Hole #11: In the Style of William S. Flynn (1890-1945)
A terrific athlete as a youth, Bill Flynn helped Hugh Wilson build the East Course at Merion, then stayed on as its greenskeeper, but he soon found steady work laying out golf courses in the Philadelphia area. He and Wilson talked of forming a design partnership, but Wilson’s failing health prevented it. Ultimately, he teamed with civil engineer Howard Toomey in the firm of Toomey and Flynn. Bill designed the courses; Toomey built them. Flynn’s work around eastern Pennsylvania was legendary: Philadelphia Country Club, Rolling Green, Huntingdon Valley, Lehigh, Manufacturers and Philmont. But his work elsewhere is more recognizable: Cherry Hills in Denver, Cascades in Virginia, The Country Club in Brookline, Massachusetts, and Shinnecock Hills on Long Island. Bill Flynn was a pioneer, the first to build a million-dollar golf course, the first to routinely install three separate sets of tee boxes and the first to propose a maximum distance for golf balls, to avoid the necessity someday of 8,000-yard courses.

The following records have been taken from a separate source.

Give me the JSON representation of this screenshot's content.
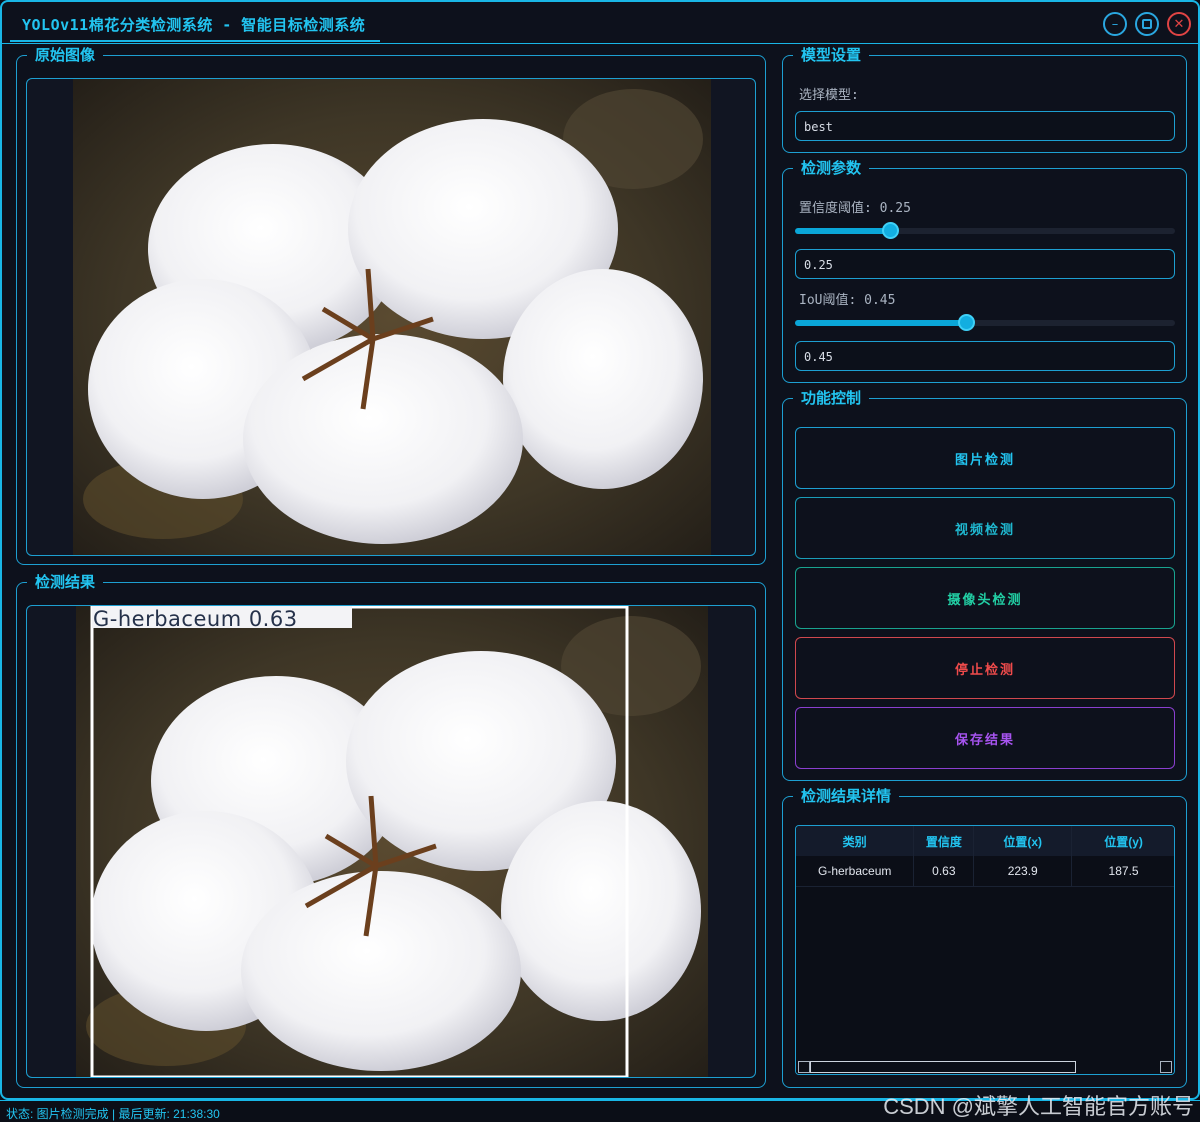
{
  "window": {
    "title": "YOLOv11棉花分类检测系统 - 智能目标检测系统",
    "min_symbol": "–",
    "close_symbol": "✕"
  },
  "original_panel": {
    "title": "原始图像"
  },
  "result_panel": {
    "title": "检测结果",
    "detection_label": "G-herbaceum 0.63"
  },
  "model_settings": {
    "title": "模型设置",
    "select_label": "选择模型:",
    "selected_model": "best"
  },
  "detection_params": {
    "title": "检测参数",
    "confidence_label": "置信度阈值: 0.25",
    "confidence_value": "0.25",
    "confidence_level": 0.25,
    "iou_label": "IoU阈值: 0.45",
    "iou_value": "0.45",
    "iou_level": 0.45
  },
  "controls": {
    "title": "功能控制",
    "image_detect": "图片检测",
    "video_detect": "视频检测",
    "camera_detect": "摄像头检测",
    "stop_detect": "停止检测",
    "save_result": "保存结果"
  },
  "results_table": {
    "title": "检测结果详情",
    "headers": [
      "类别",
      "置信度",
      "位置(x)",
      "位置(y)"
    ],
    "rows": [
      [
        "G-herbaceum",
        "0.63",
        "223.9",
        "187.5"
      ]
    ]
  },
  "status": {
    "text": "状态: 图片检测完成 | 最后更新: 21:38:30"
  },
  "watermark": "CSDN @斌擎人工智能官方账号",
  "colors": {
    "accent": "#22c4f0",
    "stop": "#ef4b4b",
    "camera": "#22d0a5",
    "save": "#a754f0"
  }
}
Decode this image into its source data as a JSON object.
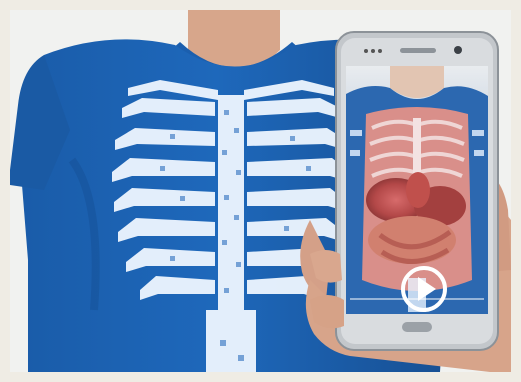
{
  "image": {
    "kind": "photo",
    "subject": "augmented-reality-anatomy-tshirt",
    "colors": {
      "frame": "#efece4",
      "backdrop": "#f1f2f0",
      "shirt": "#1d64b8",
      "shirt_shadow": "#154f95",
      "print": "#e9f3ff",
      "skin": "#d6a68a",
      "phone": "#bfc3c7",
      "phone_dark": "#6f757b",
      "organs": "#b84a4a",
      "play_button": "#ffffff"
    }
  },
  "overlay": {
    "play_icon": "play-icon"
  }
}
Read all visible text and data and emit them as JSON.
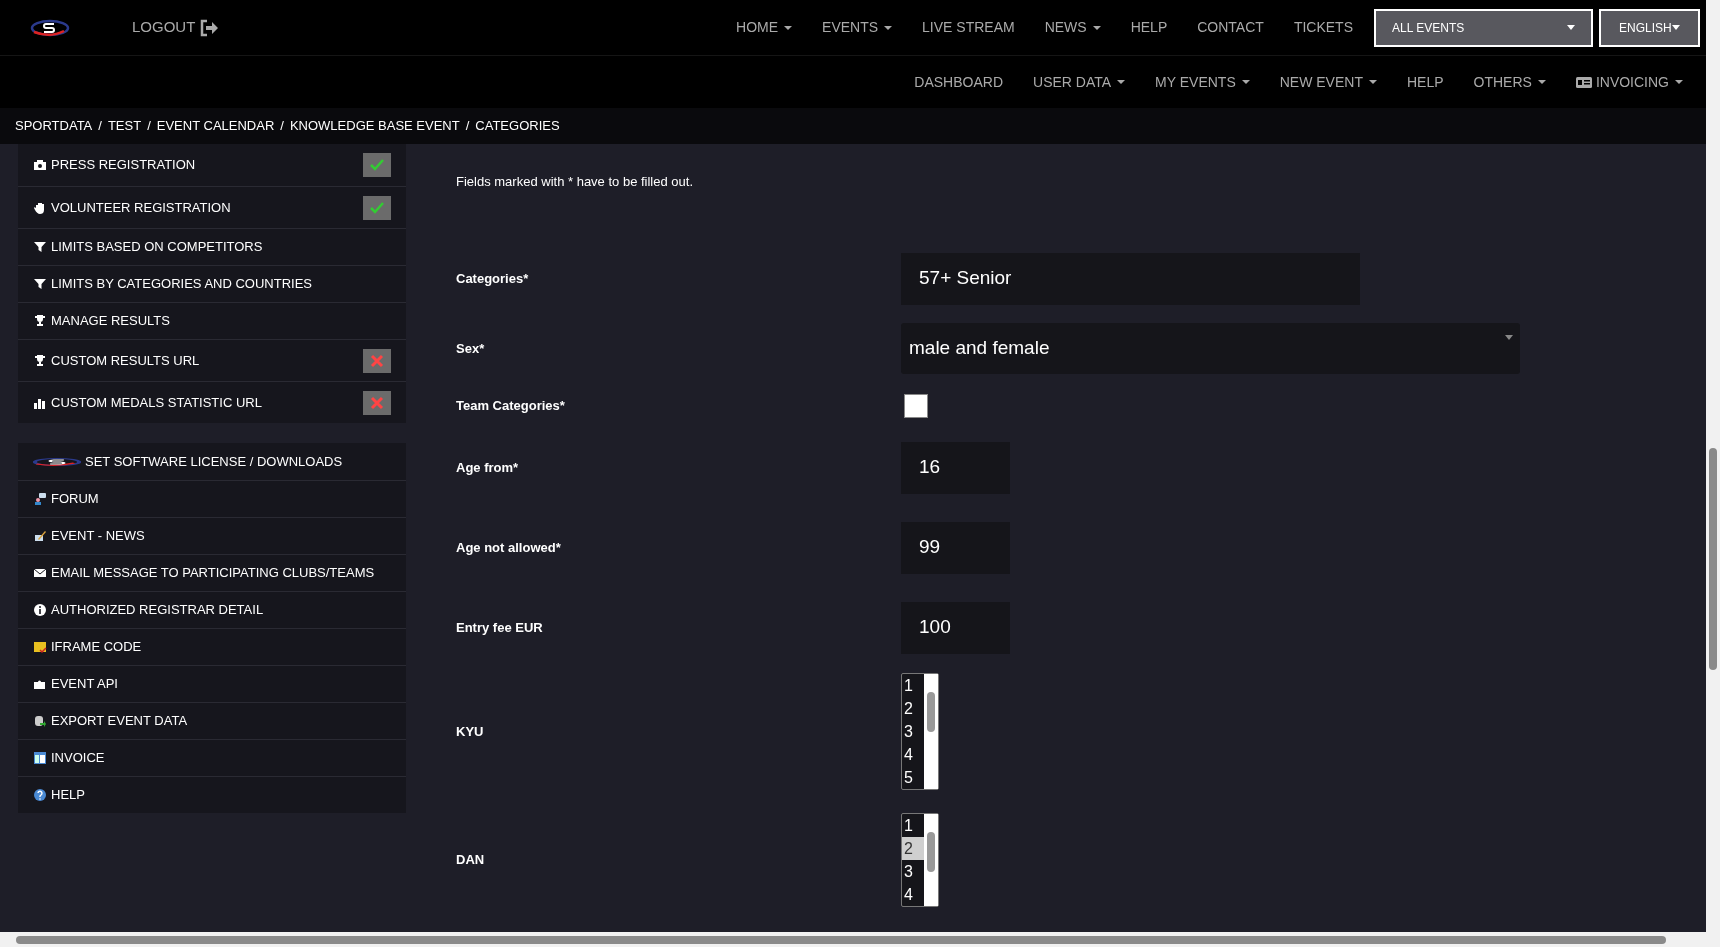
{
  "top_nav": {
    "logout": "LOGOUT",
    "items": [
      {
        "label": "HOME",
        "dropdown": true
      },
      {
        "label": "EVENTS",
        "dropdown": true
      },
      {
        "label": "LIVE STREAM",
        "dropdown": false
      },
      {
        "label": "NEWS",
        "dropdown": true
      },
      {
        "label": "HELP",
        "dropdown": false
      },
      {
        "label": "CONTACT",
        "dropdown": false
      },
      {
        "label": "TICKETS",
        "dropdown": false
      }
    ],
    "event_select": "ALL EVENTS",
    "language_select": "ENGLISH"
  },
  "sub_nav": [
    {
      "label": "DASHBOARD",
      "dropdown": false
    },
    {
      "label": "USER DATA",
      "dropdown": true
    },
    {
      "label": "MY EVENTS",
      "dropdown": true
    },
    {
      "label": "NEW EVENT",
      "dropdown": true
    },
    {
      "label": "HELP",
      "dropdown": false
    },
    {
      "label": "OTHERS",
      "dropdown": true
    },
    {
      "label": "INVOICING",
      "dropdown": true
    }
  ],
  "breadcrumb": [
    {
      "label": "SPORTDATA",
      "separator": "/"
    },
    {
      "label": "TEST",
      "separator": "/"
    },
    {
      "label": "EVENT CALENDAR",
      "separator": "/"
    },
    {
      "label": "KNOWLEDGE BASE EVENT",
      "separator": "/"
    },
    {
      "label": "CATEGORIES"
    }
  ],
  "sidebar": {
    "panels": [
      [
        {
          "label": "PRESS REGISTRATION",
          "kind": "toggle",
          "enabled": true
        },
        {
          "label": "VOLUNTEER REGISTRATION",
          "kind": "toggle",
          "enabled": true
        },
        {
          "label": "LIMITS BASED ON COMPETITORS",
          "kind": "link"
        },
        {
          "label": "LIMITS BY CATEGORIES AND COUNTRIES",
          "kind": "link"
        },
        {
          "label": "MANAGE RESULTS",
          "kind": "link"
        },
        {
          "label": "CUSTOM RESULTS URL",
          "kind": "toggle",
          "enabled": false
        },
        {
          "label": "CUSTOM MEDALS STATISTIC URL",
          "kind": "toggle",
          "enabled": false
        }
      ],
      [
        {
          "label": "SET SOFTWARE LICENSE / DOWNLOADS",
          "kind": "link"
        },
        {
          "label": "FORUM",
          "kind": "link"
        },
        {
          "label": "EVENT - NEWS",
          "kind": "link"
        },
        {
          "label": "EMAIL MESSAGE TO PARTICIPATING CLUBS/TEAMS",
          "kind": "link"
        },
        {
          "label": "AUTHORIZED REGISTRAR DETAIL",
          "kind": "link"
        },
        {
          "label": "IFRAME CODE",
          "kind": "link"
        },
        {
          "label": "EVENT API",
          "kind": "link"
        },
        {
          "label": "EXPORT EVENT DATA",
          "kind": "link"
        },
        {
          "label": "INVOICE",
          "kind": "link"
        },
        {
          "label": "HELP",
          "kind": "link"
        }
      ]
    ]
  },
  "form": {
    "note": "Fields marked with * have to be filled out.",
    "fields": [
      {
        "label": "Categories*",
        "kind": "text",
        "value": "57+ Senior"
      },
      {
        "label": "Sex*",
        "kind": "select",
        "value": "male and female"
      },
      {
        "label": "Team Categories*",
        "kind": "checkbox",
        "checked": false
      },
      {
        "label": "Age from*",
        "kind": "number",
        "value": "16"
      },
      {
        "label": "Age not allowed*",
        "kind": "number",
        "value": "99"
      },
      {
        "label": "Entry fee EUR",
        "kind": "number",
        "value": "100"
      },
      {
        "label": "KYU",
        "kind": "listbox",
        "options": [
          {
            "label": "1",
            "selected": false
          },
          {
            "label": "2",
            "selected": false
          },
          {
            "label": "3",
            "selected": false
          },
          {
            "label": "4",
            "selected": false
          },
          {
            "label": "5",
            "selected": false
          }
        ]
      },
      {
        "label": "DAN",
        "kind": "listbox",
        "options": [
          {
            "label": "1",
            "selected": false
          },
          {
            "label": "2",
            "selected": true
          },
          {
            "label": "3",
            "selected": false
          },
          {
            "label": "4",
            "selected": false
          }
        ]
      }
    ]
  }
}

Our 11th is the type of twisting dogleg hole that Flynn often designed. He disliked artificiality on his golf holes. You’ll see no “chocolate drop” or dolomite mounds on this hole. Instead, there are many bunkers, including a huge cluster off the tee. All the bunkers are gouged from the faces of slopes, the way he liked them. The green is small and docile in character. William S. Flynn was never much for overly-severe green contours. “Steep slopes,” he once wrote, “are out of the question in the main body of a green.”